Tackling talent shortages: lessons from Australia
Now that customer-facing businesses across the UK have mostly reopened, it is becoming clear that there is a significant talent shortage. Restaurants and pubs, in particular, face a wave of people eager to return to socialising, but many are struggling to find front-of-house staff to facilitate a full-scale return.
According to research by UK Hospitality, venues are finding it difficult to hire front-of-house staff and chefs as they experience a shortage of 188,000 workers, citing a ‘perfect storm’ of Covid, Brexit and the furlough scheme. Some have changed careers, while many of the overseas workers who returned home at the beginning of the pandemic have not come back, with nearly a fifth of them saying the quarantine costs upon return were preventing them.
This isn’t a new phenomenon, nor is it unique to the hospitality industry. The chaos stemming from Covid is far from over, and industries of all types are still experiencing surpluses and shortages at a record pace. Any business involving getting multiple people together for an experience – such as attending a wedding, participating in an event, or going to a concert – is particularly vulnerable to potential closures and talent shortages. Fortunately, there are steps firms can take to prepare for an uncertain future.
Issues down under
Australia is currently experiencing a similar issue to the hospitality industry in the UK. The country completely closed its borders during the pandemic, only allowing a trickle of Australian nationals to return. This has caused a significant talent shortage, as experts and skilled workers from overseas have been unable to enter the country. At Bullhorn, we have a team in Australia, and I’ve spoken to them to understand the issue and gather their advice for the rest of us.
They say that hiring bounced back suddenly following the downturn. While many were anticipating a moderate recovery, the speed left many recruiters struggling to meet demand. Many recruitment firms were themselves struggling to hire to meet the influx.
As Aaron McIntosh, Managing Director, APAC at Bullhorn explained: “Many recruitment firms downsized during the pandemic. This meant that a large number of recruiters either left the industry or went on to start their own business, so they were no longer available to be hired back. The issue was further compounded by that the fact that, with the borders being closed, there was no influx of new candidates from the UK.”
These firms are experiencing a perfect storm: businesses are hiring faster than they can process applicants. No recruiter ever wants to pass on considering a candidate or filling a job opening because they don’t have the hours in the day. Meanwhile, the natural solution of bringing in more staff to the recruiting firm hasn’t worked because of the suddenness of the recovery.
Automating the solution
In Australia, the organisations that are having the best time in this tsunami of demand are the ones that have heavily invested in technology and automation. Firms that took the quiet period during Covid to learn and implement new tech now reap the benefits of time savings and efficiency.
Even if tech-forward firms can’t bring in the staff they need, they can still process more candidates and openings than they would have before their digital revamp.
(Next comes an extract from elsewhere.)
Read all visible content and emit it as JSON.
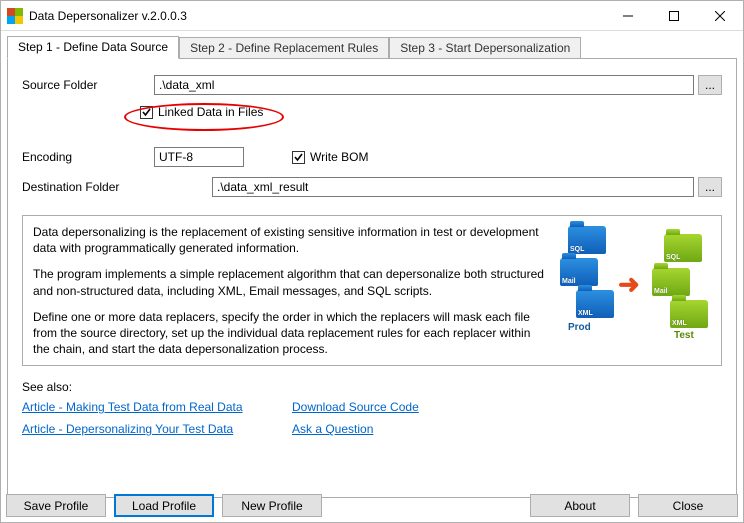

According to these firms, the real benefit has been alleviating the “busy work” of recruiting. Rather than taking on repetitive tasks, those responsible for recruiting can spend time on high value processes like speaking with candidates.
Some firms and stakeholders, including many in the C-suite, are still resistant to automation because they are concerned that it removes the human touch. In fact, the addition of technology has actually freed up more time for recruiters to spend engaging on a human level. Being able to send a personalised email or give a candidate a quick video call can make a real difference, especially as ‘ghosting’ and counteroffers are commonplace in the flooded market.
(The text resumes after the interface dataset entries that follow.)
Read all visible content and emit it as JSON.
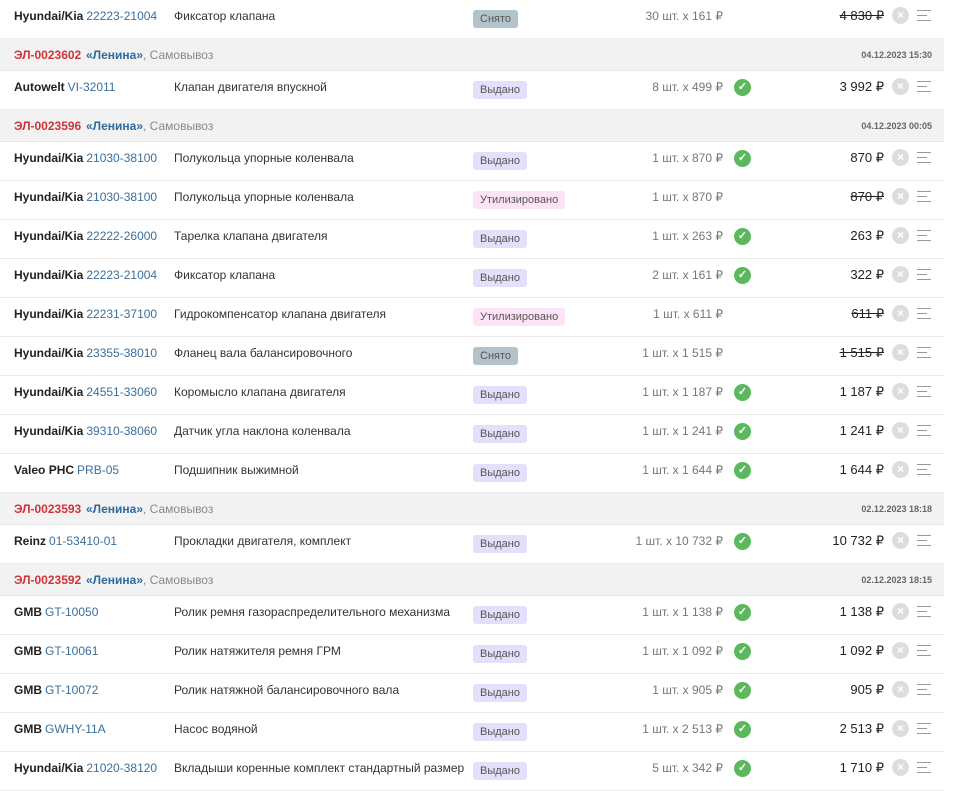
{
  "currency": "₽",
  "groups": [
    {
      "header": null,
      "items": [
        {
          "brand": "Hyundai/Kia",
          "code": "22223-21004",
          "name": "Фиксатор клапана",
          "status": "Снято",
          "qty": "30 шт. x 161 ₽",
          "checked": false,
          "total": "4 830 ₽",
          "struck": true
        }
      ]
    },
    {
      "header": {
        "number": "ЭЛ-0023602",
        "store": "«Ленина»",
        "delivery": ", Самовывоз",
        "date": "04.12.2023 15:30"
      },
      "items": [
        {
          "brand": "Autowelt",
          "code": "VI-32011",
          "name": "Клапан двигателя впускной",
          "status": "Выдано",
          "qty": "8 шт. x 499 ₽",
          "checked": true,
          "total": "3 992 ₽",
          "struck": false
        }
      ]
    },
    {
      "header": {
        "number": "ЭЛ-0023596",
        "store": "«Ленина»",
        "delivery": ", Самовывоз",
        "date": "04.12.2023 00:05"
      },
      "items": [
        {
          "brand": "Hyundai/Kia",
          "code": "21030-38100",
          "name": "Полукольца упорные коленвала",
          "status": "Выдано",
          "qty": "1 шт. x 870 ₽",
          "checked": true,
          "total": "870 ₽",
          "struck": false
        },
        {
          "brand": "Hyundai/Kia",
          "code": "21030-38100",
          "name": "Полукольца упорные коленвала",
          "status": "Утилизировано",
          "qty": "1 шт. x 870 ₽",
          "checked": false,
          "total": "870 ₽",
          "struck": true
        },
        {
          "brand": "Hyundai/Kia",
          "code": "22222-26000",
          "name": "Тарелка клапана двигателя",
          "status": "Выдано",
          "qty": "1 шт. x 263 ₽",
          "checked": true,
          "total": "263 ₽",
          "struck": false
        },
        {
          "brand": "Hyundai/Kia",
          "code": "22223-21004",
          "name": "Фиксатор клапана",
          "status": "Выдано",
          "qty": "2 шт. x 161 ₽",
          "checked": true,
          "total": "322 ₽",
          "struck": false
        },
        {
          "brand": "Hyundai/Kia",
          "code": "22231-37100",
          "name": "Гидрокомпенсатор клапана двигателя",
          "status": "Утилизировано",
          "qty": "1 шт. x 611 ₽",
          "checked": false,
          "total": "611 ₽",
          "struck": true
        },
        {
          "brand": "Hyundai/Kia",
          "code": "23355-38010",
          "name": "Фланец вала балансировочного",
          "status": "Снято",
          "qty": "1 шт. x 1 515 ₽",
          "checked": false,
          "total": "1 515 ₽",
          "struck": true
        },
        {
          "brand": "Hyundai/Kia",
          "code": "24551-33060",
          "name": "Коромысло клапана двигателя",
          "status": "Выдано",
          "qty": "1 шт. x 1 187 ₽",
          "checked": true,
          "total": "1 187 ₽",
          "struck": false
        },
        {
          "brand": "Hyundai/Kia",
          "code": "39310-38060",
          "name": "Датчик угла наклона коленвала",
          "status": "Выдано",
          "qty": "1 шт. x 1 241 ₽",
          "checked": true,
          "total": "1 241 ₽",
          "struck": false
        },
        {
          "brand": "Valeo PHC",
          "code": "PRB-05",
          "name": "Подшипник выжимной",
          "status": "Выдано",
          "qty": "1 шт. x 1 644 ₽",
          "checked": true,
          "total": "1 644 ₽",
          "struck": false
        }
      ]
    },
    {
      "header": {
        "number": "ЭЛ-0023593",
        "store": "«Ленина»",
        "delivery": ", Самовывоз",
        "date": "02.12.2023 18:18"
      },
      "items": [
        {
          "brand": "Reinz",
          "code": "01-53410-01",
          "name": "Прокладки двигателя, комплект",
          "status": "Выдано",
          "qty": "1 шт. x 10 732 ₽",
          "checked": true,
          "total": "10 732 ₽",
          "struck": false
        }
      ]
    },
    {
      "header": {
        "number": "ЭЛ-0023592",
        "store": "«Ленина»",
        "delivery": ", Самовывоз",
        "date": "02.12.2023 18:15"
      },
      "items": [
        {
          "brand": "GMB",
          "code": "GT-10050",
          "name": "Ролик ремня газораспределительного механизма",
          "status": "Выдано",
          "qty": "1 шт. x 1 138 ₽",
          "checked": true,
          "total": "1 138 ₽",
          "struck": false
        },
        {
          "brand": "GMB",
          "code": "GT-10061",
          "name": "Ролик натяжителя ремня ГРМ",
          "status": "Выдано",
          "qty": "1 шт. x 1 092 ₽",
          "checked": true,
          "total": "1 092 ₽",
          "struck": false
        },
        {
          "brand": "GMB",
          "code": "GT-10072",
          "name": "Ролик натяжной балансировочного вала",
          "status": "Выдано",
          "qty": "1 шт. x 905 ₽",
          "checked": true,
          "total": "905 ₽",
          "struck": false
        },
        {
          "brand": "GMB",
          "code": "GWHY-11A",
          "name": "Насос водяной",
          "status": "Выдано",
          "qty": "1 шт. x 2 513 ₽",
          "checked": true,
          "total": "2 513 ₽",
          "struck": false
        },
        {
          "brand": "Hyundai/Kia",
          "code": "21020-38120",
          "name": "Вкладыши коренные комплект стандартный размер",
          "status": "Выдано",
          "qty": "5 шт. x 342 ₽",
          "checked": true,
          "total": "1 710 ₽",
          "struck": false
        }
      ]
    }
  ],
  "icons": {
    "check": "check-circle-icon",
    "remove": "close-circle-icon",
    "menu": "menu-icon"
  }
}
Modern recruiting systems create a pool of talent ready to tap into and will highlight the most appropriate candidates looking to move. This allows candidates that are likely to make it through the process to be prioritised.
The role of reskilling
While reskilling necessarily has a longer lead time than recruiting someone who already has the requisite skills, it’s clear that it’s an important part of the solution, given today’s shortage. From an employer’s perspective, it’s better to bring in someone with the latent ability and reskill them than to leave a role empty indefinitely, hoping that the skills shortage will end, and the perfect candidate will appear.
Reskilling to match candidates with the requirements of a role is likely to become a common practice in the years ahead, and it’s likely to outlast this current shortage. Reskilling takes time, so the earlier businesses and recruiters adopt and invest in the strategy, the sooner they will have access to the skilled employees they seek.
Timeless lessons from a temporary shortage
Although it’s impossible to predict when this one is likely to end, talent shortages don’t last forever, and those hiring certainly have the option of waiting it out. However, there will inevitably be more shortages in the future, so the smart choice is to invest in systems that guard against the most severe impacts. By investing in technology to maximise efficiency and a robust reskilling strategy, firms will be prepared for whatever the future holds.